Knoxville, Tennessee is home to some of the most gun-loving people on the planet. These citizens have been enjoying their ability to use concealed carry for years, and are some of the most passionate people when it comes to firearms that you may ever meet.
Unfortunately, the Knoxville Police are temporarily taking away their right to concealed carry – at least for a day.
The Knoxville Police are banning guns (as well as other weapons) during an upcoming protest regarding the removal of yet another Confederate monument. The protest will most likely have white supremacists, as well as counter protestors, at the removal site.
According to Guns.com:
Knoxville Mayor Madeline Rogero and the police department announced the decision Wednesday, saying that all guns and other weapons will be prohibited from the designated demonstration area at the Fort Sanders monument honoring Confederate soldiers. To comply with state law, all participants will be screened with metal detectors and subject to wanded security checks.
“Our officers will be there to maintain order and ensure that everybody is free to speak their piece,” Mayor Rogero said. “These are volatile times, and I strongly urge everyone to refrain from antagonism. We can have these discussions as a community without resorting to angry rhetoric or violence.”
Other banned items include masks or any type of face covering, shields, poles, sticks, water bottles, drink containers, coolers, beverages and food. Signs and flags will be prohibited if they are attached to a pole or stick or anything else that can be used as a weapon.
While Tennessee issues permits for the open and concealed-carry of firearms, Lincoln Memorial University professor of law Stewart Harris told WBIR News that city officials can legally ban guns at the protest so long as law enforcement officials secure the area with the proper personnel and equipment.
“The law of the state of Tennessee is that it’s okay if a city wants to ban guns in a sensitive area,” Harris said. “If the city does that, then the city has to control access to that area and have some sort of metal detector there–some sort of gun detector there.”
The precautionary measures come after the Aug. 12 rally in Charlottesville, Virginia, where white supremacists and neo-Nazis gathered to protest the removal of a statue of Confederate Gen. Robert E. Lee. The rally turned deadly when a neo-Nazi drove into a crowd of counter-protesters, killing 32-year-old Heather Heyer and injuring 19 others.
One of the people organizing the counter protests during the Knoxville rally is Charles Irwin. He states that the Knoxville Police are planning on keeping the counter protesters and white supremacists separate from each other.
This is done to help prevent violence from ensuing, like the kind that occurred during the recent Charlottesville, VA rally.

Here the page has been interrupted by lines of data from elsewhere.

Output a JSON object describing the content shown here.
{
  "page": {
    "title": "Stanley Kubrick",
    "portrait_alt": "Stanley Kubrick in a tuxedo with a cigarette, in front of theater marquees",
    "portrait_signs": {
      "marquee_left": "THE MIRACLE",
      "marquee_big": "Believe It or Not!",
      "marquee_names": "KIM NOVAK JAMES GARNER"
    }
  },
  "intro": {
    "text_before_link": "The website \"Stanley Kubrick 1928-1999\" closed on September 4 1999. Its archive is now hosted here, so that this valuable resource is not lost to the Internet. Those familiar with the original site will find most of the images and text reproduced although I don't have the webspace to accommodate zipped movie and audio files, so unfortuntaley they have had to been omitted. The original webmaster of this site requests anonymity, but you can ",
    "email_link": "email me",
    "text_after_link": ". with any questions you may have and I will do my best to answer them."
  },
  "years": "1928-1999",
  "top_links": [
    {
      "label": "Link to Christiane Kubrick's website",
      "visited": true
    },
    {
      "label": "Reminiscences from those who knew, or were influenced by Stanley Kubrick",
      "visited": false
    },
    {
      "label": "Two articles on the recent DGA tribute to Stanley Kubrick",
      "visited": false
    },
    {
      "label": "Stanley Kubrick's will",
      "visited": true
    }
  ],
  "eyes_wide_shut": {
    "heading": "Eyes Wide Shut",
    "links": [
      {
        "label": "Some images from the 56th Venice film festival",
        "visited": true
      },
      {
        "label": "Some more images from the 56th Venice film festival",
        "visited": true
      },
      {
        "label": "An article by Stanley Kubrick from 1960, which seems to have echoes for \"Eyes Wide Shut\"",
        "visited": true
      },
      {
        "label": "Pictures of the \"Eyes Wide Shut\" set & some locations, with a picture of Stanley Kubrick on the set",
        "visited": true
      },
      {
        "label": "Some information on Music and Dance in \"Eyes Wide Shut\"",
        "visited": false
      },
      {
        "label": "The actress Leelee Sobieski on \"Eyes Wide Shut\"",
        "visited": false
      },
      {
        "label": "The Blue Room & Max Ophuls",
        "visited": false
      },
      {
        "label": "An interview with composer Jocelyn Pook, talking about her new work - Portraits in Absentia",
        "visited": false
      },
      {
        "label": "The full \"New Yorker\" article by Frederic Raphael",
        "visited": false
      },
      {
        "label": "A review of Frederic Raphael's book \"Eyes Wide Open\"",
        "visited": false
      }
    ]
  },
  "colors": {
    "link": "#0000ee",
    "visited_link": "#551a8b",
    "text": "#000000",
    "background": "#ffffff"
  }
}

Despite the hopeful peaceful separation of the two groups, Knox County Mayor Tim Burchett is making it clear that the state of Tennessee does not agree with the white supremacists’ actions or their values. He says these in no way reflect the beliefs and values of the state of Tennessee.